My trusty stainless fermenter and a good pitch of California Ale yeast should do the job well.

Good Beer To You.

Sunday, November 24, 2019

Cashmere!

Today I'm trying a new hop. 
Cashmere.  
It was on sale so I decided to try it out in my very successful Pale Ale.
The grist remains the same but the hop schedule is as follows.
I'm still throwing a little Amarillo in there for aroma but I'm excited to see how the flavor profile changes.  The 30 and 15 minute additions are what's important to me here.
I'll report the results in a few weeks.

Good Beer To You.

Sunday, September 8, 2019

Oh Yeah. I Almost Forgot About This Blog

So its been a minute.  Two years, in fact.
But don't think I'm not making beer.  I've brewed about 50 times since my last post.
First lets catch up on some things.
The kegerator project went south on me.  After I painted the thing, got the holes drilled, installed the taps and poured about 3 kegs out of it, the compressor failed and it became junk.  Then, over the same weekend, my fermentation vault stopped too.  So I pushed both out to the front lawn and called the junk collector.

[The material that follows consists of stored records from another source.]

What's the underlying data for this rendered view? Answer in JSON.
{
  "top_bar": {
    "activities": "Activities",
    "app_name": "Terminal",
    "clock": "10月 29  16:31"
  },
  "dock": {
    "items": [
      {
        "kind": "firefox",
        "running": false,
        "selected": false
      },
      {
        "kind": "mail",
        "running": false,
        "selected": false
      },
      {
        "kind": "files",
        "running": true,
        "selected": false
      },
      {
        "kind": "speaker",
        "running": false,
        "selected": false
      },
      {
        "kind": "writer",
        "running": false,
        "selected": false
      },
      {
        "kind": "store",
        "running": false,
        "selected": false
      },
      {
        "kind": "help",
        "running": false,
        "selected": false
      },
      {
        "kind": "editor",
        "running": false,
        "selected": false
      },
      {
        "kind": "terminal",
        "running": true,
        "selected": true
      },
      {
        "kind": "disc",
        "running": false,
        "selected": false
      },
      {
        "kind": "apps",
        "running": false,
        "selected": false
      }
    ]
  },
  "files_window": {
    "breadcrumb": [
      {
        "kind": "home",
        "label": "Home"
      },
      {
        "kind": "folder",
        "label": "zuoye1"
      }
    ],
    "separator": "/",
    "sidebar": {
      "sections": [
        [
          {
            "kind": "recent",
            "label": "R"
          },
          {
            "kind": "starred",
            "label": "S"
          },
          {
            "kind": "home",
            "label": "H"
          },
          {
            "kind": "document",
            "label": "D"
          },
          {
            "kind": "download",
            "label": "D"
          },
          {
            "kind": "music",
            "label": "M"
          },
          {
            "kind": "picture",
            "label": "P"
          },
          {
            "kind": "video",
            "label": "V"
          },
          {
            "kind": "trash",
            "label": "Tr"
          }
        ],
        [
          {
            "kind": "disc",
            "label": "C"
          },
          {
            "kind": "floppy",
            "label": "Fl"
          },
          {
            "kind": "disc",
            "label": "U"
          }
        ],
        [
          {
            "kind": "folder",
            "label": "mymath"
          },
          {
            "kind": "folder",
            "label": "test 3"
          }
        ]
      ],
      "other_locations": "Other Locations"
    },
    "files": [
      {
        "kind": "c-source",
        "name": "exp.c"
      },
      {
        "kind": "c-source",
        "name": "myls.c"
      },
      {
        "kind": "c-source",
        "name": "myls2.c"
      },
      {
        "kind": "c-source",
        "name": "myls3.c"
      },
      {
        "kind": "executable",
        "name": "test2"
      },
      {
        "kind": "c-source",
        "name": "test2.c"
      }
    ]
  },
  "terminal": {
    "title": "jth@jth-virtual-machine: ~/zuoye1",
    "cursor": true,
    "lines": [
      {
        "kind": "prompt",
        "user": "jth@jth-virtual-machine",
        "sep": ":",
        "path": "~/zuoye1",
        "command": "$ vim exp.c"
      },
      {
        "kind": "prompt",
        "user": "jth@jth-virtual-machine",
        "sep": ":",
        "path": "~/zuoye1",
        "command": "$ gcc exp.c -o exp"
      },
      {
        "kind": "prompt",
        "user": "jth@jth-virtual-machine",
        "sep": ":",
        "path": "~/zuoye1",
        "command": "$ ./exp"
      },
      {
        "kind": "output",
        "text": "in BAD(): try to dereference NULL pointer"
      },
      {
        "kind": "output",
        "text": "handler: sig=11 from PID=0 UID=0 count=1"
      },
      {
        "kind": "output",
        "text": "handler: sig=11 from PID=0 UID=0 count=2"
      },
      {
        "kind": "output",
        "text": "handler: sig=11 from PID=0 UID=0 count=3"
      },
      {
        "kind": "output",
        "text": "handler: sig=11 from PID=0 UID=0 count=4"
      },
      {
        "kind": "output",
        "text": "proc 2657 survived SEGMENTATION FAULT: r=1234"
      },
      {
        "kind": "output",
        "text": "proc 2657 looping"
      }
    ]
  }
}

Now I'm looking toward my now 10-year-old dorm fridge to do the dispensing and thankfully, a friend donated an updated kitchen fridge to me.  I put a temperature controller on the side and started again.
There have been vacations and a life event or two during the last 24 months.
I renovated a couple of rooms in our house.  Learned a few things about flooring along the way.

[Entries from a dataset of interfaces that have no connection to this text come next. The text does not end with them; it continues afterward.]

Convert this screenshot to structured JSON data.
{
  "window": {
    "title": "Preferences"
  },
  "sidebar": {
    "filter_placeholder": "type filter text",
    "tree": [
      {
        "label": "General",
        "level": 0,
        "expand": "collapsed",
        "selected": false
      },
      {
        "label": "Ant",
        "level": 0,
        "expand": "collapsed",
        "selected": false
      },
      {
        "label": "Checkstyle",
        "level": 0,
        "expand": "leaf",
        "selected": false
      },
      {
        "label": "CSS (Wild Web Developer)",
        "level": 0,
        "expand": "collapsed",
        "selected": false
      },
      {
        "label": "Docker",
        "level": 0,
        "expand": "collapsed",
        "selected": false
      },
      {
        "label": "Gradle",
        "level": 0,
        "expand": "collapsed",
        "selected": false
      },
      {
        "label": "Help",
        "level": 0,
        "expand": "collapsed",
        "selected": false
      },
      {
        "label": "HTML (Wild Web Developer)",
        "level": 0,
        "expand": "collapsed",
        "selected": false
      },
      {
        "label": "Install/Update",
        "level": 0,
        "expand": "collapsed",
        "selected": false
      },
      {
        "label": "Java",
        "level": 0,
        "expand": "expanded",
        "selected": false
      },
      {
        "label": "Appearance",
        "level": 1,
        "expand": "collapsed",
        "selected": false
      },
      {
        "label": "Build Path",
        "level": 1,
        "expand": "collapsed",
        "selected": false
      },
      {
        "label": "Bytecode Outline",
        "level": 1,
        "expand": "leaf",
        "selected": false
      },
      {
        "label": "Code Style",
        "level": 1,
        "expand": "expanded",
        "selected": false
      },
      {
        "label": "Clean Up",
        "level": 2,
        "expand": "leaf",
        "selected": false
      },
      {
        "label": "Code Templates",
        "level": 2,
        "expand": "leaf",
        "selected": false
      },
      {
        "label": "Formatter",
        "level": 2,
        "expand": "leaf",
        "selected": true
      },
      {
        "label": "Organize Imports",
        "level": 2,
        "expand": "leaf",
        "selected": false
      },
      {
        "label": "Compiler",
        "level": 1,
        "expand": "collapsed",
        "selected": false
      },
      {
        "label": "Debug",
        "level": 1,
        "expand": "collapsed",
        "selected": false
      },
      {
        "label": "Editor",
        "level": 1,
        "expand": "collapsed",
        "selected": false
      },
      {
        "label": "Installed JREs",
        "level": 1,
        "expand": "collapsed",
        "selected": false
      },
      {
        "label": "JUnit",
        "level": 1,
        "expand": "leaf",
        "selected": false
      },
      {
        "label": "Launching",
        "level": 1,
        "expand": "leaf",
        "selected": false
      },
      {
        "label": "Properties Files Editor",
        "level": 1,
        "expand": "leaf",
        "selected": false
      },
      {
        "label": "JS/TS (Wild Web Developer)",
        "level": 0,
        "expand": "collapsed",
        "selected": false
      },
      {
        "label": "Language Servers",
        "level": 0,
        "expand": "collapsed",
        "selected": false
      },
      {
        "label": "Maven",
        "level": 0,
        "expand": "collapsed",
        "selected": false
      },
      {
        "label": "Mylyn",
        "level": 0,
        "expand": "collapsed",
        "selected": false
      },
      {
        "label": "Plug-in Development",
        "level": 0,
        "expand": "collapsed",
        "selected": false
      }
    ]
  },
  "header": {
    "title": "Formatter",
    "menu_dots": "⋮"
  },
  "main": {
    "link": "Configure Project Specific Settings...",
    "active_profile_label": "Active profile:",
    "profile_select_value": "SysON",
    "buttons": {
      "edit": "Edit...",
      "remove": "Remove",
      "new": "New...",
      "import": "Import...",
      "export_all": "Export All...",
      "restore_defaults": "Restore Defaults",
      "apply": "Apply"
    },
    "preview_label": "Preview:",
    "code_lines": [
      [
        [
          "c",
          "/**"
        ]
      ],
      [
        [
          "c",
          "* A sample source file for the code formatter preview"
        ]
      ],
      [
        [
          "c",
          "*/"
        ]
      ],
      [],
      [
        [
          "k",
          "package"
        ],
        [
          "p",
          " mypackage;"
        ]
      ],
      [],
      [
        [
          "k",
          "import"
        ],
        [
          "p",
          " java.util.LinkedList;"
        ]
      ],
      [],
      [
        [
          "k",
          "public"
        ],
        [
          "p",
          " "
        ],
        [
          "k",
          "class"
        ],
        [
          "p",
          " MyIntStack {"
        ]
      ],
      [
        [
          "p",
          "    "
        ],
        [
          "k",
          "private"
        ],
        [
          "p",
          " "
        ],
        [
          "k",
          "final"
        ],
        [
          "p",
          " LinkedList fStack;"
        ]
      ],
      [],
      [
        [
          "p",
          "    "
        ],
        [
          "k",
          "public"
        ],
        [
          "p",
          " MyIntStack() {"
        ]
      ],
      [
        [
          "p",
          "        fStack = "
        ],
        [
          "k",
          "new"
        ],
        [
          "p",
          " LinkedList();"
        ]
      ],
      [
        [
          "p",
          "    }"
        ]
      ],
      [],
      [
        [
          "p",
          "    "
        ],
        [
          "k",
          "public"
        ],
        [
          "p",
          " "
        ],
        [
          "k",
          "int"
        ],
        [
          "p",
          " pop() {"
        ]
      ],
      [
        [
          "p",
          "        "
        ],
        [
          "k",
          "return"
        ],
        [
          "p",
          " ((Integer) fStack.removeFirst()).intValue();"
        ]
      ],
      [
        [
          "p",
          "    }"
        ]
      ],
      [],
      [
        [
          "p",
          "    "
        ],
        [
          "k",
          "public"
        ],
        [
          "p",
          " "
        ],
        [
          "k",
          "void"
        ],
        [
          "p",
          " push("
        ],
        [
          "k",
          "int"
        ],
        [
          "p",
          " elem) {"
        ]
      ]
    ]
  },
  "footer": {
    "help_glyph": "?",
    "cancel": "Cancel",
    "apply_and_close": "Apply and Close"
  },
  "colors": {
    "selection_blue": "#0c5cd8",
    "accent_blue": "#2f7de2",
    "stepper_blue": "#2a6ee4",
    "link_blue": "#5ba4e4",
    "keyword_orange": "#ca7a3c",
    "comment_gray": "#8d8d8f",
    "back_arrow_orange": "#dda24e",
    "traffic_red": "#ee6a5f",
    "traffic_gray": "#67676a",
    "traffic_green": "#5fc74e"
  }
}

I'm thinking about re-branding this blog.  After all, we've lived in Nashville for about 8 years now and it might be time to let the BCB domain go to somebody who'll use it in Memphis.  Lots of new breweries down there now.  I'm rooting for all of them.
Finally, today, I'm making an IPA that leans in the direction of Bells Two Hearted.
This is the third try at this beer.  It's a good beer.  It's still short of being a great beer.  Still working on it.
As always,...Good Beer To You

Sunday, September 3, 2017

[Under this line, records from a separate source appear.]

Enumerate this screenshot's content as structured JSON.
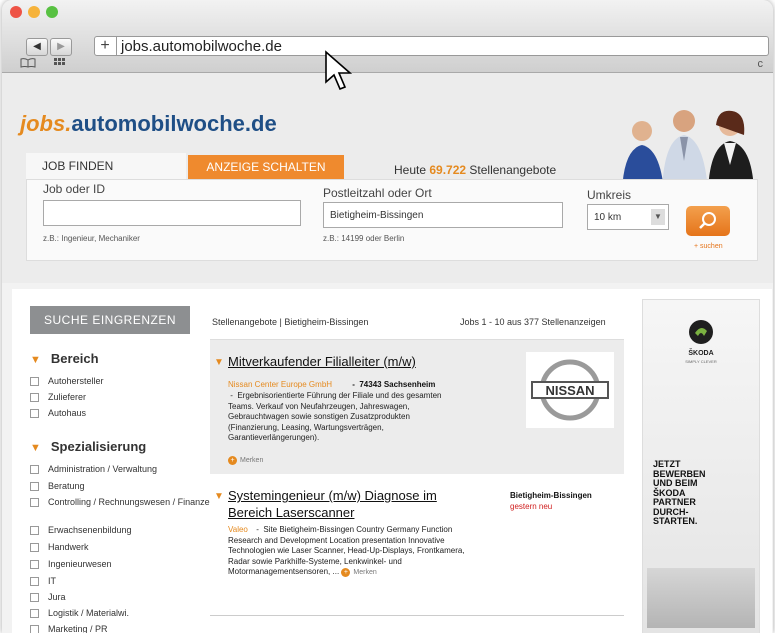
{
  "browser": {
    "url": "jobs.automobilwoche.de",
    "back_icon": "◀",
    "forward_icon": "▶",
    "add_icon": "+",
    "reload_icon": "c"
  },
  "site": {
    "logo_prefix": "jobs.",
    "logo_main": "automobilwoche.de"
  },
  "tabs": {
    "job_finden": "JOB FINDEN",
    "anzeige_schalten": "ANZEIGE SCHALTEN"
  },
  "stats": {
    "prefix": "Heute ",
    "count": "69.722",
    "suffix": " Stellenangebote"
  },
  "search": {
    "job_label": "Job oder ID",
    "job_value": "",
    "job_hint": "z.B.: Ingenieur, Mechaniker",
    "location_label": "Postleitzahl oder Ort",
    "location_value": "Bietigheim-Bissingen",
    "location_hint": "z.B.: 14199 oder Berlin",
    "radius_label": "Umkreis",
    "radius_value": "10 km",
    "submit_hint": "+ suchen"
  },
  "filters": {
    "header": "SUCHE EINGRENZEN",
    "sections": [
      {
        "title": "Bereich",
        "items": [
          "Autohersteller",
          "Zulieferer",
          "Autohaus"
        ]
      },
      {
        "title": "Spezialisierung",
        "items": [
          "Administration / Verwaltung",
          "Beratung",
          "Controlling / Rechnungswesen / Finanzen",
          "Erwachsenenbildung",
          "Handwerk",
          "Ingenieurwesen",
          "IT",
          "Jura",
          "Logistik / Materialwi.",
          "Marketing / PR"
        ]
      }
    ]
  },
  "results": {
    "breadcrumb": "Stellenangebote | Bietigheim-Bissingen",
    "range": "Jobs 1 - 10 aus 377 Stellenanzeigen",
    "jobs": [
      {
        "title": "Mitverkaufender Filialleiter (m/w)",
        "company": "Nissan Center Europe GmbH",
        "location": "74343 Sachsenheim",
        "description": "Ergebnisorientierte Führung der Filiale und des gesamten Teams. Verkauf von Neufahrzeugen, Jahreswagen, Gebrauchtwagen sowie sonstigen Zusatzprodukten (Finanzierung, Leasing, Wartungsverträgen, Garantieverlängerungen).",
        "save": "Merken",
        "logo_text": "NISSAN"
      },
      {
        "title": "Systemingenieur (m/w) Diagnose im Bereich Laserscanner",
        "company": "Valeo",
        "location": "Bietigheim-Bissingen",
        "date": "gestern neu",
        "description": "Site Bietigheim-Bissingen Country Germany Function Research and Development Location presentation Innovative Technologien wie Laser Scanner, Head-Up-Displays, Frontkamera, Radar sowie Parkhilfe-Systeme, Lenkwinkel- und Motormanagementsensoren, ...",
        "save": "Merken"
      }
    ]
  },
  "ad": {
    "brand": "ŠKODA",
    "brand_sub": "SIMPLY CLEVER",
    "lines": [
      "JETZT",
      "BEWERBEN",
      "UND BEIM",
      "ŠKODA",
      "PARTNER",
      "DURCH-",
      "STARTEN."
    ]
  },
  "colors": {
    "accent": "#e58a1f",
    "brand_blue": "#1f4f86",
    "link_red": "#d02020"
  }
}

Kegerator Project

As I make Pale this afternoon, I'm getting back to work on a kegerator project started a while back.
At first I wanted to have this old fridge painted at an auto body shop.  But when I really got to the sanding last night I realized that there are too many small dents and scrapes to merit more than a store-bought, matte finish paint job.
Here's how it looked before I started peeling stickers and wiping grease and oil off of it.
Phase one of the transformation began last night.
This fridge still works but in case it stops 15 minutes after I get everything done, I don't want to spend much money on it.
I'm not sure if I want to take off the emblem at the top.  If it's glued, that's ok but I don't want to rip it off, only to find a couple of holes in the door I won't like looking at.
After the paint comes a couple of intentional holes for the simple wall tap, a new gasket for the door, a small CO2 tank and some tubing.

Beer people problems.

Whatever.

Good Beer To You.